Giving Thanks for American Entrepreneurialism
While America has always led the world in supporting new entrepreneurs and launching innovative new companies, the democratization of the Internet over the past decade means that we are all – to some extent – entrepreneurs now. American entrepreneurs include not just the technology visionaries that we typically think of as “entrepreneurs” – people like Jeff Bezos or Mark Zuckerberg – but also the creative types within every organization and every sector of society inspiring people around them to start something new – often in geographic locales far removed from technology hubs like Silicon Valley. America was founded by a bold entrepreneurial class that came to the New World with a passion to start something new as well as a vision for a better future. That tradition has carried forward to the present day.
Nearly every week seems to bring another example of how ingrained the entrepreneurial ethos is withing American society. The latest example? How about the new Venture for America program, which plans to extend fellowships to graduating college seniors so that the first job they have after graduation is a job they create themselves. By 2025, the program hopes to have created over 100,000 new jobs. The program, launched in New York City, plans to extend the venture capital model to troubled cities like Detroit and New Orleans. For young American graduates, the lesson is clear: the path to a better future is through entrepreneurship, not by following a tried-and-true career path.
Unlike other societies, America has a proud tradition of entrepreneurs whom we can turn to as role models. Moreover, in America, failure is taken as a badge of honor in the business world. Ever since 1621 and the first American Thanksgiving, there has been an innovative spirit in this nation. As Amy Wilkinson wrote in The Economist last year: “The risk, vision and triumph of the Mayflower voyagers marked more than just the beginning of a great nation. The pilgrims laid a foundation for a culture that strives toward innovation. Even in the current economic climate, modern pilgrims turn old paradigms on their heads. Using the same tenacity as the original settlers, modern innovators work to create jobs and solve social inequities.”

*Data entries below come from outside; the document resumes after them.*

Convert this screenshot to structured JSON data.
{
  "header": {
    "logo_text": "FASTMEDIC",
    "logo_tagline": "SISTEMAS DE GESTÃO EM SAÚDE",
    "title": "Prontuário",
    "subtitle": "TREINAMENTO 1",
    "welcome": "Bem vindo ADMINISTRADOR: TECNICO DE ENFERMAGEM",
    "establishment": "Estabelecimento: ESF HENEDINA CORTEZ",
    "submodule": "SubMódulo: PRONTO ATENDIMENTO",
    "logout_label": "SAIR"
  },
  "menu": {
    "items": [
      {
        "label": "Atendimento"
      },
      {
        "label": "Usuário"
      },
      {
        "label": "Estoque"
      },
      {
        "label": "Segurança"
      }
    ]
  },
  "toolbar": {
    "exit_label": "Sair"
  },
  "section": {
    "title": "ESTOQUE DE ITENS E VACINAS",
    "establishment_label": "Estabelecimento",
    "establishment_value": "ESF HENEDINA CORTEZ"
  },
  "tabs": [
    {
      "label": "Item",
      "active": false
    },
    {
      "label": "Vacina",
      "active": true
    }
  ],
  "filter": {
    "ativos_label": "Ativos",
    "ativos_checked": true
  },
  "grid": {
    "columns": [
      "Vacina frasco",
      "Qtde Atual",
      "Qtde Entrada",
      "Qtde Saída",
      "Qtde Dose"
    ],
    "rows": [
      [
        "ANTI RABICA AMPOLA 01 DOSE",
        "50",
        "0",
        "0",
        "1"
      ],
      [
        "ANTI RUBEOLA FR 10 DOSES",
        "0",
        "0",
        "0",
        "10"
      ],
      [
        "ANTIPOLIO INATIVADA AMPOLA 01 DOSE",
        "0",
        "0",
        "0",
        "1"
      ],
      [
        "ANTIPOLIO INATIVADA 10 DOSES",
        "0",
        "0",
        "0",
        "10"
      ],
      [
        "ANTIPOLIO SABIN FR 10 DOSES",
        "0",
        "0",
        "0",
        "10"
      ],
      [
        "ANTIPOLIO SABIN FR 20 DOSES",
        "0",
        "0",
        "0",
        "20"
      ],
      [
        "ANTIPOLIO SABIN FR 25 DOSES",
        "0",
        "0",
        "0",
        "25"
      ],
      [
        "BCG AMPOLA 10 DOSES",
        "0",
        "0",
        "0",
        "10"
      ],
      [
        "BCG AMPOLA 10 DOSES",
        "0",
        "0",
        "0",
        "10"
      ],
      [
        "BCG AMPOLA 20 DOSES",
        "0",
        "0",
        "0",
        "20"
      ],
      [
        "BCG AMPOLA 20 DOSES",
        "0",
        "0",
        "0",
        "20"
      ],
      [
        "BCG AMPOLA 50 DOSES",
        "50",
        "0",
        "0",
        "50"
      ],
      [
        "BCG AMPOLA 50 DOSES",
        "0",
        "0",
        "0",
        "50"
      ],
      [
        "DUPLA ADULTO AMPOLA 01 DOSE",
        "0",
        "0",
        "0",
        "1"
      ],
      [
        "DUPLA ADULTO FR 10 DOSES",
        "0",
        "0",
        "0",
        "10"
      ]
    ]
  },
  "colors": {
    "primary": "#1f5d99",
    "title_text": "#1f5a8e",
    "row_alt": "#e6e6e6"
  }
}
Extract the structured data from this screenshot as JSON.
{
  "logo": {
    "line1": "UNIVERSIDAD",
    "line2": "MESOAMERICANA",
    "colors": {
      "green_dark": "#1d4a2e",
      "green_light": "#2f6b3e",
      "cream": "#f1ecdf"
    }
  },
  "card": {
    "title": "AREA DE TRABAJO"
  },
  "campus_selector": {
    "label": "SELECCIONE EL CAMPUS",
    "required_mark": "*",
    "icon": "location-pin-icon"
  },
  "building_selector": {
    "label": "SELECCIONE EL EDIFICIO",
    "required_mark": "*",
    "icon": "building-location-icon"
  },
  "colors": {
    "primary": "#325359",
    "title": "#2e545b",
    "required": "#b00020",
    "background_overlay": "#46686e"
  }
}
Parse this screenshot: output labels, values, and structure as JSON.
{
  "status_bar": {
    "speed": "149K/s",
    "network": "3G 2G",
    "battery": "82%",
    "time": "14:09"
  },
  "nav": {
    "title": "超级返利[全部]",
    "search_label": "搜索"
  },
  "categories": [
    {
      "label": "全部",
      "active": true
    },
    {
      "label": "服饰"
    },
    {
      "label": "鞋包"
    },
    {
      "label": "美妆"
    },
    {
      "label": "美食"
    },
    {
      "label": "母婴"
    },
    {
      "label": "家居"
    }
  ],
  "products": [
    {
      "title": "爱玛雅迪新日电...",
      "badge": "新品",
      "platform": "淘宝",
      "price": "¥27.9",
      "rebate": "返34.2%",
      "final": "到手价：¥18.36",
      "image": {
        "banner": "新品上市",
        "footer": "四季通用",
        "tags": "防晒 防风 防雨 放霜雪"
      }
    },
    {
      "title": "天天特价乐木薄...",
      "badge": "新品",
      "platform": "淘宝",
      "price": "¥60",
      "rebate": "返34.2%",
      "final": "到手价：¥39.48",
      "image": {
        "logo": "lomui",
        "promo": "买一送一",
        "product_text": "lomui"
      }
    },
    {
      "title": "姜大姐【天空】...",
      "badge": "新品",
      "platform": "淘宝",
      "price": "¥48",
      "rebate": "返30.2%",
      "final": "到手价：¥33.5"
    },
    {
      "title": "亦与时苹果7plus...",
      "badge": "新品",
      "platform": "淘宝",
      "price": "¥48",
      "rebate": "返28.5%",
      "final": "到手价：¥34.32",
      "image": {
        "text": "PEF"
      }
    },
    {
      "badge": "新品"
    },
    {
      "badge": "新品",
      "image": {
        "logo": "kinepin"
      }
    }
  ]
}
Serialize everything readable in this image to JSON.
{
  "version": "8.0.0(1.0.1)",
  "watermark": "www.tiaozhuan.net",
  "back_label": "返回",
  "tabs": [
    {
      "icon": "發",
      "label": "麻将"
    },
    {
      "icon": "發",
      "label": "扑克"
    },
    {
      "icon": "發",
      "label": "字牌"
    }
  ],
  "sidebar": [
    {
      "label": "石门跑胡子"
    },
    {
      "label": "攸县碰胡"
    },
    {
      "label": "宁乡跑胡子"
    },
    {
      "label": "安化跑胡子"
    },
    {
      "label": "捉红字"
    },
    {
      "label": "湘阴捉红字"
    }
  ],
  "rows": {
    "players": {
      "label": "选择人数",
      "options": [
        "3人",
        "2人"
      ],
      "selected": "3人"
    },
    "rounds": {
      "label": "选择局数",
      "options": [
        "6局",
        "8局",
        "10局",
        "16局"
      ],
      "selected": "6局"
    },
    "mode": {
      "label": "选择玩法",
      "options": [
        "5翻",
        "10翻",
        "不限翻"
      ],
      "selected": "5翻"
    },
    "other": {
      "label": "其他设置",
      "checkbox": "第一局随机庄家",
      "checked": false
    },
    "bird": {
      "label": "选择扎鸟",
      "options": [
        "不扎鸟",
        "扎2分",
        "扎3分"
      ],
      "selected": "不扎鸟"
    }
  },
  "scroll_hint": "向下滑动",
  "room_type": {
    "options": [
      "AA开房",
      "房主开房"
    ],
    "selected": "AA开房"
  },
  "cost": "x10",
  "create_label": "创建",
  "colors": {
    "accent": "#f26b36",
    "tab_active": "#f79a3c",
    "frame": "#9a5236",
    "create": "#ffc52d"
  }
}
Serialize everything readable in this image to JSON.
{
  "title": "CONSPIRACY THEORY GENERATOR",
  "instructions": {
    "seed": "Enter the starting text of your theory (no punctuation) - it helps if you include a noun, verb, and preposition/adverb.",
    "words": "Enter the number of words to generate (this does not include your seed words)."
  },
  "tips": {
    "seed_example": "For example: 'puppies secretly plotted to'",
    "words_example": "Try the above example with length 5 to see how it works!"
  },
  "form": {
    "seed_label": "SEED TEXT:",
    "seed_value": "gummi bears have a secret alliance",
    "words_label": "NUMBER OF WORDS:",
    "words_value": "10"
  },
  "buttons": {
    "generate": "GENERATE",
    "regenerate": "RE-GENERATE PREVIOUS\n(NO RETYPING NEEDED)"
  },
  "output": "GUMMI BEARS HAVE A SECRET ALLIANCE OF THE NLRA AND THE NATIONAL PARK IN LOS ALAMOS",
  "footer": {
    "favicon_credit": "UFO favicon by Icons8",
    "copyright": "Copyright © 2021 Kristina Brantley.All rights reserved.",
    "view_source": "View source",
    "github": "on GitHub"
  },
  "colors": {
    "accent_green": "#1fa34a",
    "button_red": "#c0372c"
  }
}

What’s encouraging is that the rate of entrepreneurship continues to take off across America. While many of these new entrepreneurs may actually be out-of-work veterans from the corporate world forced by circumstance to make it on their own, it’s clear that risk-seeking, entrepreneurial behavior is not limited to the very young or to certain privileged sectors of American society: “In the US, entrepreneurs start approximately 600,000 new businesses each year. The younger generation of 18-24 year olds is starting companies at a faster clip than 35-44 year-olds. In fact, 60% of young business owners consider themselves to be serial entrepreneurs.”
If there is a meme to accompany the current zeitgeist, it is that the rules of business have been forever changed. In his upcoming book, The Start-Up of You, Reid Hoffman explores this idea in greater detail, arguing that every person starting a career should think about their skills and experiences from the perspective of a start-up entrepreneur. And it’s what The New York Times recently referred to as “Generation Sell” – the willingness of Millenials to adopt an entrepreneurial stance in everything they do:
“Here’s what I see around me, in the city and the culture: food carts, 20-somethings selling wallets made from recycled plastic bags, boutique pickle companies, techie start-ups, Kickstarter, urban-farming supply stores and bottled water that wants to save the planet. […] Today’s ideal social form is not the commune or the movement or even the individual creator as such; it’s the small business. Every artistic or moral aspiration — music, food, good works, what have you — is expressed in those terms.”
So as we sit back and give thanks on Thanksgiving, it’s worth remembering the Pilgrims, who were in many ways the original American entrepreneurs. Just as the founders of America took on hardship to risk a better future, new generations of Americans must be willing to take on hardship to risk a better future. The Entrepreneurial Spirit, which has guided America for so long, is alive and well and more vigorous than ever before.
Image: Entrepreneur with a laptop / Shutterstock